[DATA PROVIDED — start]
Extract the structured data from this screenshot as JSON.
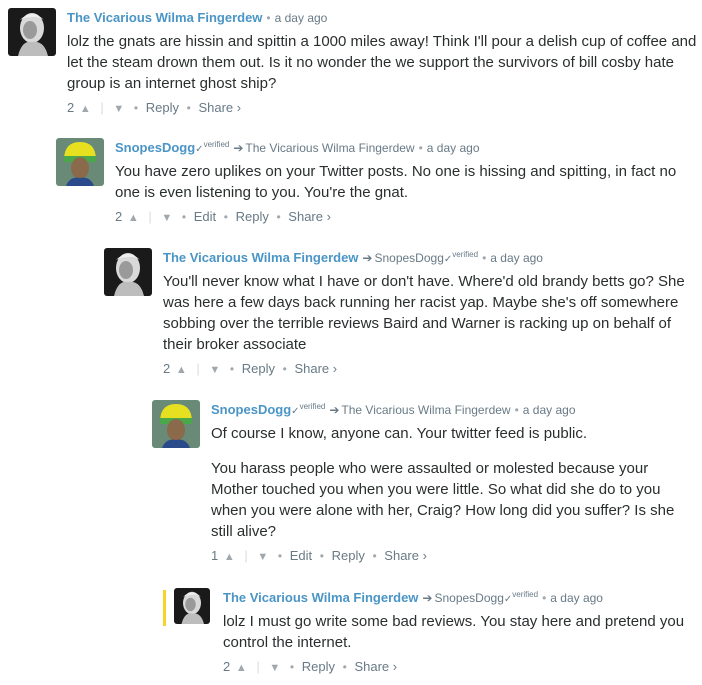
{
  "comments": [
    {
      "author": "The Vicarious Wilma Fingerdew",
      "verified": "",
      "reply_to": "",
      "reply_to_verified": "",
      "time": "a day ago",
      "paragraphs": [
        "lolz the gnats are hissin and spittin a 1000 miles away! Think I'll pour a delish cup of coffee and let the steam drown them out. Is it no wonder the we support the survivors of bill cosby hate group is an internet ghost ship?"
      ],
      "votes": "2",
      "actions": [
        "Reply",
        "Share ›"
      ],
      "avatar": "portrait-bw"
    },
    {
      "author": "SnopesDogg",
      "verified": "verified",
      "reply_to": "The Vicarious Wilma Fingerdew",
      "reply_to_verified": "",
      "time": "a day ago",
      "paragraphs": [
        "You have zero uplikes on your Twitter posts. No one is hissing and spitting, in fact no one is even listening to you. You're the gnat."
      ],
      "votes": "2",
      "actions": [
        "Edit",
        "Reply",
        "Share ›"
      ],
      "avatar": "snoop-green-hat"
    },
    {
      "author": "The Vicarious Wilma Fingerdew",
      "verified": "",
      "reply_to": "SnopesDogg",
      "reply_to_verified": "verified",
      "time": "a day ago",
      "paragraphs": [
        "You'll never know what I have or don't have. Where'd old brandy betts go? She was here a few days back running her racist yap. Maybe she's off somewhere sobbing over the terrible reviews Baird and Warner is racking up on behalf of their broker associate"
      ],
      "votes": "2",
      "actions": [
        "Reply",
        "Share ›"
      ],
      "avatar": "portrait-bw"
    },
    {
      "author": "SnopesDogg",
      "verified": "verified",
      "reply_to": "The Vicarious Wilma Fingerdew",
      "reply_to_verified": "",
      "time": "a day ago",
      "paragraphs": [
        "Of course I know, anyone can. Your twitter feed is public.",
        "You harass people who were assaulted or molested because your Mother touched you when you were little. So what did she do to you when you were alone with her, Craig? How long did you suffer? Is she still alive?"
      ],
      "votes": "1",
      "actions": [
        "Edit",
        "Reply",
        "Share ›"
      ],
      "avatar": "snoop-green-hat"
    },
    {
      "author": "The Vicarious Wilma Fingerdew",
      "verified": "",
      "reply_to": "SnopesDogg",
      "reply_to_verified": "verified",
      "time": "a day ago",
      "paragraphs": [
        "lolz I must go write some bad reviews. You stay here and pretend you control the internet."
      ],
      "votes": "2",
      "actions": [
        "Reply",
        "Share ›"
      ],
      "avatar": "portrait-bw",
      "highlight_color": "#f5d42c"
    }
  ]
}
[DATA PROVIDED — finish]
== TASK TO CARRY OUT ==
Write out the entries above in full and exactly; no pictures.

== RESPONSE ==
Extract the structured data from this screenshot as JSON.
{
  "comments": [
    {
      "author": "The Vicarious Wilma Fingerdew",
      "verified": "",
      "reply_to": "",
      "reply_to_verified": "",
      "time": "a day ago",
      "paragraphs": [
        "lolz the gnats are hissin and spittin a 1000 miles away! Think I'll pour a delish cup of coffee and let the steam drown them out. Is it no wonder the we support the survivors of bill cosby hate group is an internet ghost ship?"
      ],
      "votes": "2",
      "actions": [
        "Reply",
        "Share ›"
      ],
      "avatar": "portrait-bw"
    },
    {
      "author": "SnopesDogg",
      "verified": "verified",
      "reply_to": "The Vicarious Wilma Fingerdew",
      "reply_to_verified": "",
      "time": "a day ago",
      "paragraphs": [
        "You have zero uplikes on your Twitter posts. No one is hissing and spitting, in fact no one is even listening to you. You're the gnat."
      ],
      "votes": "2",
      "actions": [
        "Edit",
        "Reply",
        "Share ›"
      ],
      "avatar": "snoop-green-hat"
    },
    {
      "author": "The Vicarious Wilma Fingerdew",
      "verified": "",
      "reply_to": "SnopesDogg",
      "reply_to_verified": "verified",
      "time": "a day ago",
      "paragraphs": [
        "You'll never know what I have or don't have. Where'd old brandy betts go? She was here a few days back running her racist yap. Maybe she's off somewhere sobbing over the terrible reviews Baird and Warner is racking up on behalf of their broker associate"
      ],
      "votes": "2",
      "actions": [
        "Reply",
        "Share ›"
      ],
      "avatar": "portrait-bw"
    },
    {
      "author": "SnopesDogg",
      "verified": "verified",
      "reply_to": "The Vicarious Wilma Fingerdew",
      "reply_to_verified": "",
      "time": "a day ago",
      "paragraphs": [
        "Of course I know, anyone can. Your twitter feed is public.",
        "You harass people who were assaulted or molested because your Mother touched you when you were little. So what did she do to you when you were alone with her, Craig? How long did you suffer? Is she still alive?"
      ],
      "votes": "1",
      "actions": [
        "Edit",
        "Reply",
        "Share ›"
      ],
      "avatar": "snoop-green-hat"
    },
    {
      "author": "The Vicarious Wilma Fingerdew",
      "verified": "",
      "reply_to": "SnopesDogg",
      "reply_to_verified": "verified",
      "time": "a day ago",
      "paragraphs": [
        "lolz I must go write some bad reviews. You stay here and pretend you control the internet."
      ],
      "votes": "2",
      "actions": [
        "Reply",
        "Share ›"
      ],
      "avatar": "portrait-bw",
      "highlight_color": "#f5d42c"
    }
  ]
}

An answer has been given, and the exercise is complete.